I have already admitted in my statement that conditions in the camp were far from ideal, but under no conditions can mutiny be excused.

Captain Bullock

Can the Minister make any statement as to the conditions in the prison in which these men are serving their sentences? Are they better than those in the previous camp in which they were?

Mr. Bellenger

They are not serving their sentences in prison. At the present time they are in a tented camp, but under fairly reasonable conditions.

Captain Bullock

I thought I said prison camp.

Mr. S. Silverman

Would my right hon. Friend explain an apparent inconsistency in his original statement? He said he was awaiting a report from the Judge Advocate General as to the legality of the proceedings; yet, before saying that, he said there could be no doubt whatever that these men were rightly convicted. Is there not inconsistency there?

Mr. Bellenger

I think my hon. Friend did not hear my sentence aright. I said I had no doubt that these men were rightly charged with this offence.

Mr. Stephen

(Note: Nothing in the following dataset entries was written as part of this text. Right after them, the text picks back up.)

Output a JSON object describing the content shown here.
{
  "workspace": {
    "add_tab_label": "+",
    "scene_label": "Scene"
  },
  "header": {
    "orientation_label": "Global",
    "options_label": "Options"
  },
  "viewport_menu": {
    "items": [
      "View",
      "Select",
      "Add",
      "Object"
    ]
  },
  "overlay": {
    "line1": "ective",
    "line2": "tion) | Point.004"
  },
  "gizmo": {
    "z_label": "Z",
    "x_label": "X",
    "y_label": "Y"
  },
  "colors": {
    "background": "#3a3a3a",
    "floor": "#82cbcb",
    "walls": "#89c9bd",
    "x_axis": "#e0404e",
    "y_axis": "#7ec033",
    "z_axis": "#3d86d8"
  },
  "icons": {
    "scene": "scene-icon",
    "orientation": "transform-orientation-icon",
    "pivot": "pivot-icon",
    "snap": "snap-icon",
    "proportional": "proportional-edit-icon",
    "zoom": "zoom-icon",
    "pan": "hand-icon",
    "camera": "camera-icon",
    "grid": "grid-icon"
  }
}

Would not the right hon. Gentleman have acted in the same way as these men in these intolerable conditions?

Mr. Bellenger

I am very glad the hon. Gentleman has put that question to me. I served in the first world war, at times probably under worse conditions than these, and I say, with full cognisance of those facts and the fact that I was a soldier in the ranks, that mutiny cannot be excused.

Brigadier Low

Will the right hon. Gentleman say two things? How many men, other than the 258, were there in this battalion; and of the 243 how many belonged to the group of 120 which had only just arrived in that theatre?

Mr. Bellenger

No, Sir, I cannot give that information without a Question being put down. Not all the men refused to obey the order. These are the men who did.

Mr. Yates

My right hon. Friend has referred to the fact that in regard to war conditions his experience has been very much worse. Is he not aware that we are now in times of peace?

Hon. Members: Are we?

Mr. Yates

I would like to ask my right hon. Friend whether, in the course of his statement, he will assure the House of the steps he proposes to take to prevent a repetition of these disgraceful conditions in times of peace?

Mr. Bellenger

It is true that we are in times of peace, although I regret to say that overseas, and particularly in these parts, the conditions relating to peace bear no relation to the much better conditions at home and in certain commands nearer home. I am doing what I can to improve those conditions.

Major Poole

Will the Minister give the House an assurance that in no circumstances will these men be taken to India to serve their sentences, but that, if any sentences remain to be served, the men will be brought to this country to serve them?

Mr. Bellenger

I would ask my hon. and gallant Friend not to press a question like that, because the matter is more or less sub judice. I am awaiting legal advice from the Judge Advocate General.

Several Hon. Members


Mr. Speaker

I would remind the House that a further statement has to be made, and further questions may prejudice the matter which is under consideration. I suggest we had better now proceed to the Orders of the Day.